Records excerpted from a collection:
····················

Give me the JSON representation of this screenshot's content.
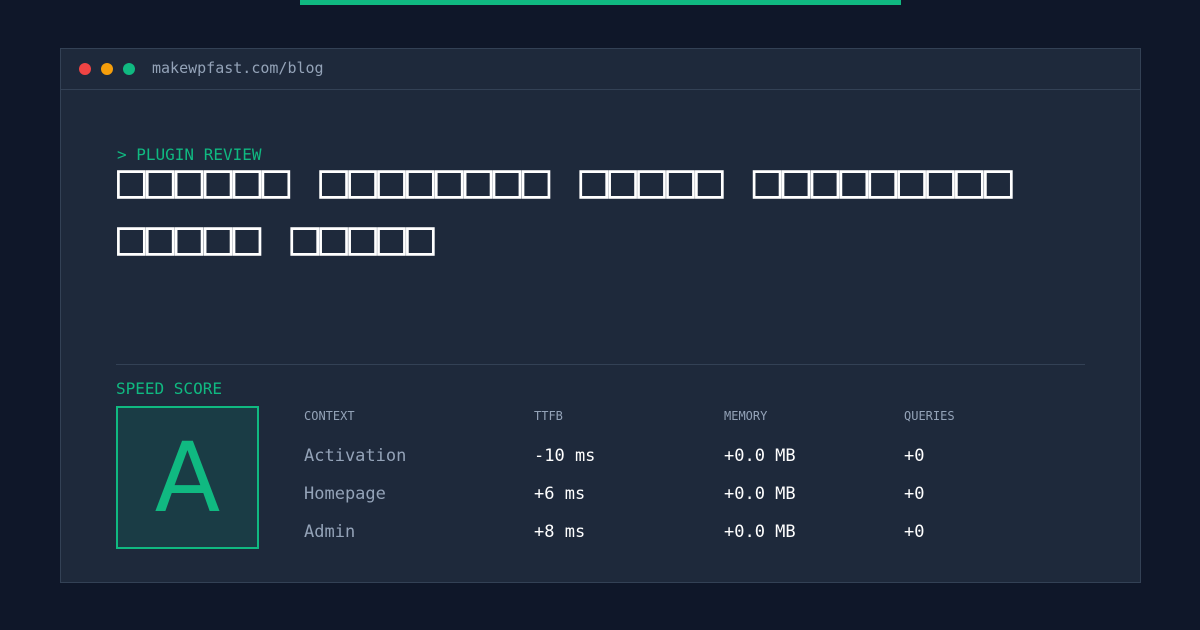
{
  "window": {
    "url": "makewpfast.com/blog"
  },
  "hero": {
    "eyebrow": "> PLUGIN REVIEW",
    "title": "□□□□□□ □□□□□□□□ □□□□□ □□□□□□□□□ □□□□□ □□□□□"
  },
  "score": {
    "label": "SPEED SCORE",
    "grade": "A"
  },
  "metrics": {
    "headers": [
      "CONTEXT",
      "TTFB",
      "MEMORY",
      "QUERIES"
    ],
    "rows": [
      {
        "context": "Activation",
        "ttfb": "-10 ms",
        "memory": "+0.0 MB",
        "queries": "+0"
      },
      {
        "context": "Homepage",
        "ttfb": "+6 ms",
        "memory": "+0.0 MB",
        "queries": "+0"
      },
      {
        "context": "Admin",
        "ttfb": "+8 ms",
        "memory": "+0.0 MB",
        "queries": "+0"
      }
    ]
  },
  "colors": {
    "accent": "#10b981",
    "background": "#0f1729",
    "panel": "#1e293b",
    "muted": "#94a3b8"
  }
}
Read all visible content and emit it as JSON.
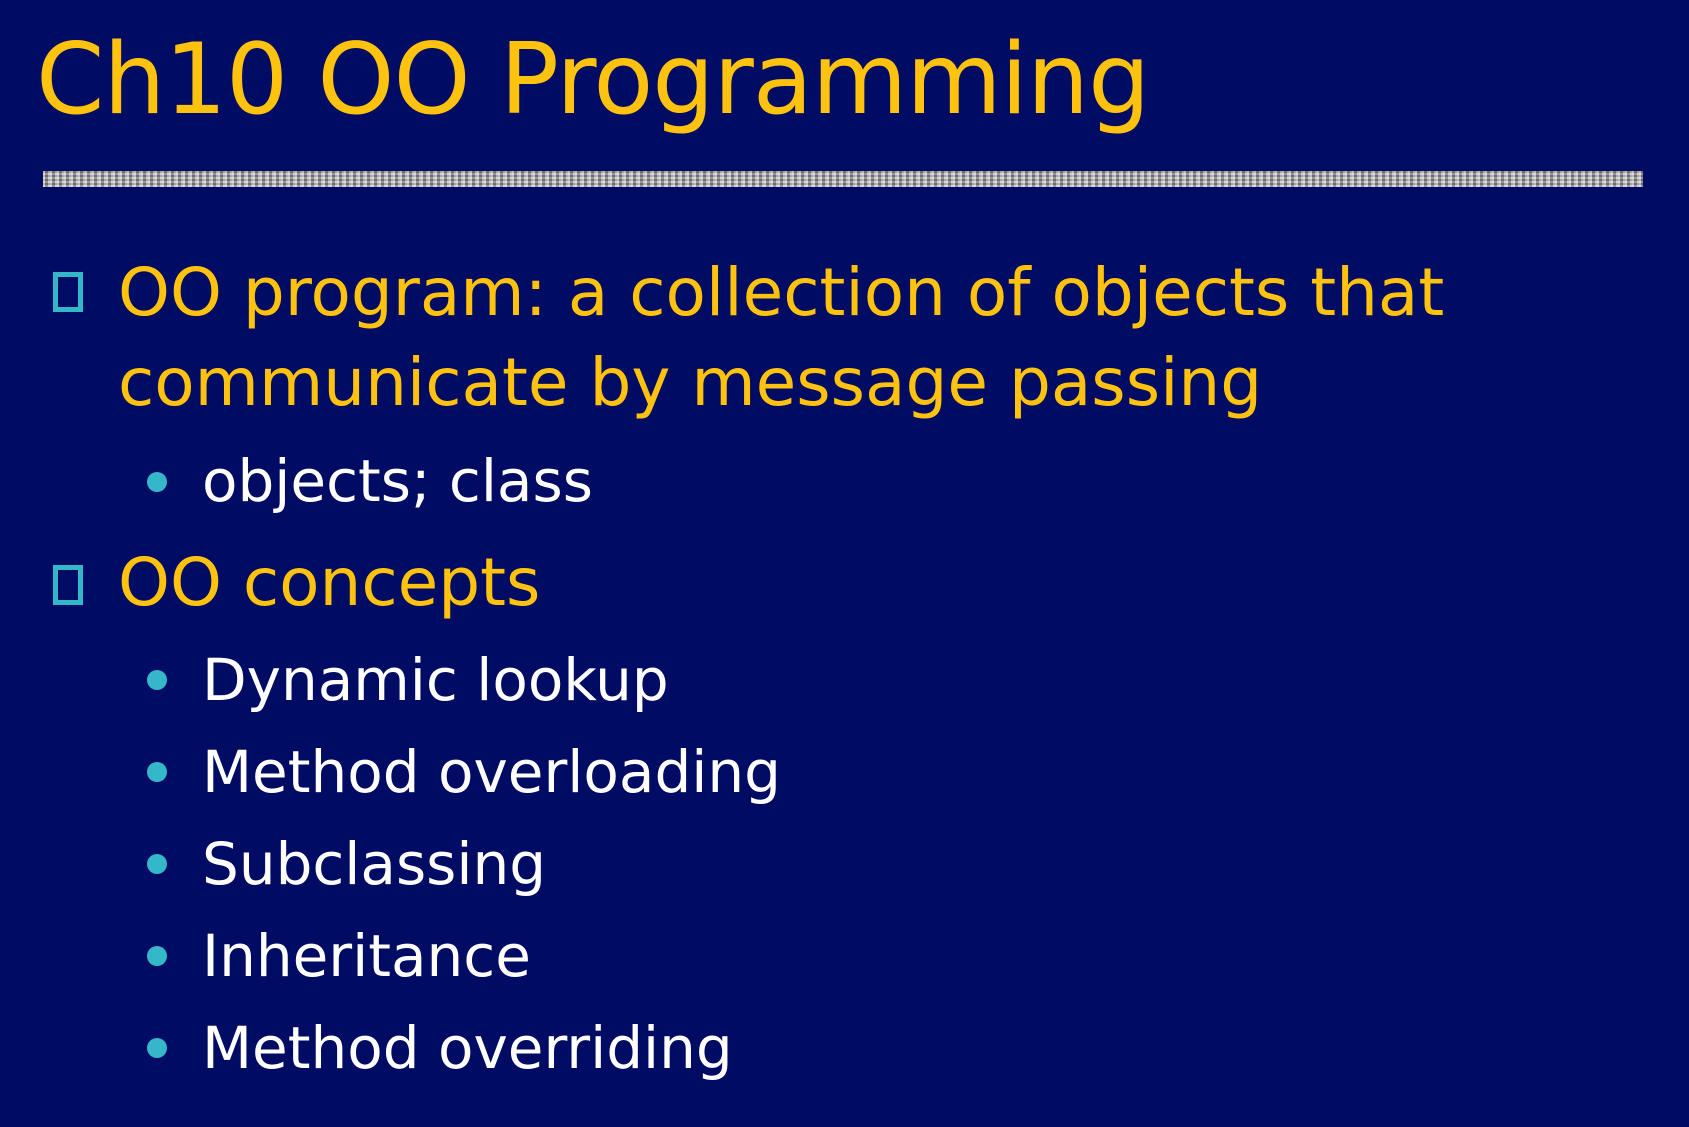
{
  "slide": {
    "title": "Ch10 OO Programming",
    "bullets": [
      {
        "text_line1": "OO program: a collection of objects that",
        "text_line2": "communicate by message passing",
        "subitems": [
          "objects; class"
        ]
      },
      {
        "text_line1": "OO concepts",
        "subitems": [
          "Dynamic lookup",
          "Method overloading",
          "Subclassing",
          "Inheritance",
          "Method overriding"
        ]
      }
    ]
  },
  "colors": {
    "background": "#000C63",
    "title": "#FFC20E",
    "level1_text": "#FFC20E",
    "level2_text": "#FFFFFF",
    "bullet_marker": "#33B7C9"
  },
  "icons": {
    "level1_bullet": "hollow-square-icon",
    "level2_bullet": "filled-circle-icon"
  }
}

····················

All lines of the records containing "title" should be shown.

    "title": "□□□□□□ □□□□□□□□ □□□□□ □□□□□□□□□ □□□□□ □□□□□"
    "title": "Ch10 OO Programming",
    "title": "#FFC20E",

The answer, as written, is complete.